Please retype the listing below exactly as it stands, skipping any pictures.

Records provided:

▽

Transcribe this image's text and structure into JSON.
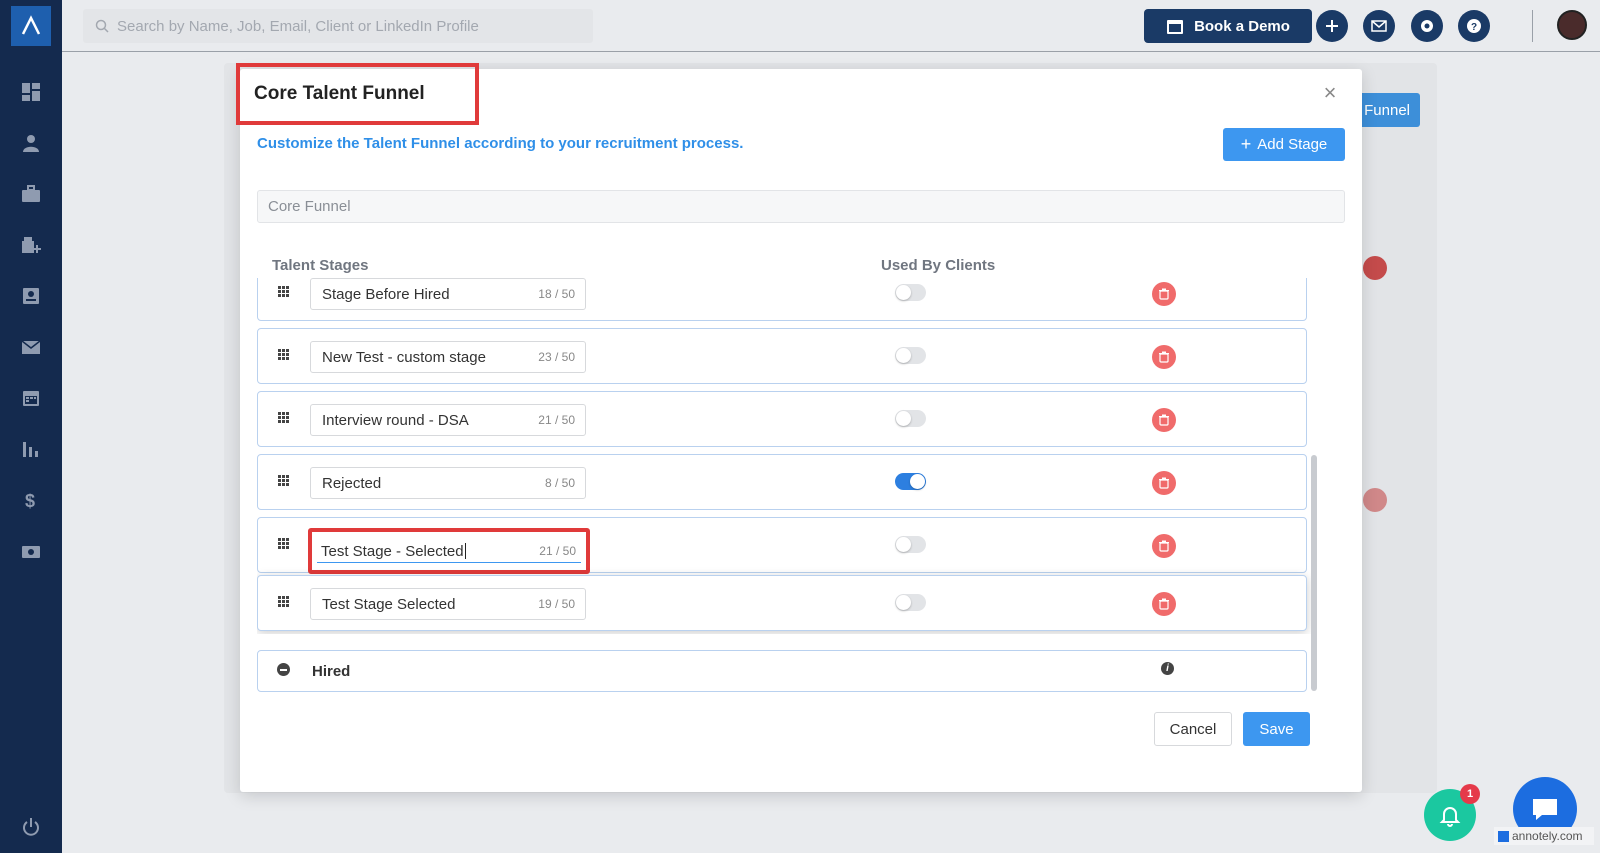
{
  "topbar": {
    "search_placeholder": "Search by Name, Job, Email, Client or LinkedIn Profile",
    "demo_label": "Book a Demo"
  },
  "background": {
    "button_label": "Funnel"
  },
  "modal": {
    "title": "Core Talent Funnel",
    "subtitle": "Customize the Talent Funnel according to your recruitment process.",
    "add_stage_label": "Add Stage",
    "funnel_name": "Core Funnel",
    "col_stages": "Talent Stages",
    "col_clients": "Used By Clients",
    "stages": [
      {
        "name": "Stage Before Hired",
        "count": "18 / 50",
        "used_by_clients": false
      },
      {
        "name": "New Test - custom stage",
        "count": "23 / 50",
        "used_by_clients": false
      },
      {
        "name": "Interview round - DSA",
        "count": "21 / 50",
        "used_by_clients": false
      },
      {
        "name": "Rejected",
        "count": "8 / 50",
        "used_by_clients": true
      },
      {
        "name": "Test Stage - Selected",
        "count": "21 / 50",
        "used_by_clients": false,
        "editing": true
      },
      {
        "name": "Test Stage Selected",
        "count": "19 / 50",
        "used_by_clients": false
      }
    ],
    "hired_label": "Hired",
    "cancel_label": "Cancel",
    "save_label": "Save"
  },
  "notifications": {
    "count": "1"
  },
  "watermark": "annotely.com",
  "colors": {
    "sidebar": "#142a4e",
    "accent": "#3d97f0",
    "highlight": "#e03a3a",
    "delete": "#f06b6b",
    "toggle_on": "#2d7fe0"
  }
}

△

Response to this task:
Transcribe this image's text and structure into JSON.
{
  "topbar": {
    "search_placeholder": "Search by Name, Job, Email, Client or LinkedIn Profile",
    "demo_label": "Book a Demo"
  },
  "background": {
    "button_label": "Funnel"
  },
  "modal": {
    "title": "Core Talent Funnel",
    "subtitle": "Customize the Talent Funnel according to your recruitment process.",
    "add_stage_label": "Add Stage",
    "funnel_name": "Core Funnel",
    "col_stages": "Talent Stages",
    "col_clients": "Used By Clients",
    "stages": [
      {
        "name": "Stage Before Hired",
        "count": "18 / 50",
        "used_by_clients": false
      },
      {
        "name": "New Test - custom stage",
        "count": "23 / 50",
        "used_by_clients": false
      },
      {
        "name": "Interview round - DSA",
        "count": "21 / 50",
        "used_by_clients": false
      },
      {
        "name": "Rejected",
        "count": "8 / 50",
        "used_by_clients": true
      },
      {
        "name": "Test Stage - Selected",
        "count": "21 / 50",
        "used_by_clients": false,
        "editing": true
      },
      {
        "name": "Test Stage Selected",
        "count": "19 / 50",
        "used_by_clients": false
      }
    ],
    "hired_label": "Hired",
    "cancel_label": "Cancel",
    "save_label": "Save"
  },
  "notifications": {
    "count": "1"
  },
  "watermark": "annotely.com",
  "colors": {
    "sidebar": "#142a4e",
    "accent": "#3d97f0",
    "highlight": "#e03a3a",
    "delete": "#f06b6b",
    "toggle_on": "#2d7fe0"
  }
}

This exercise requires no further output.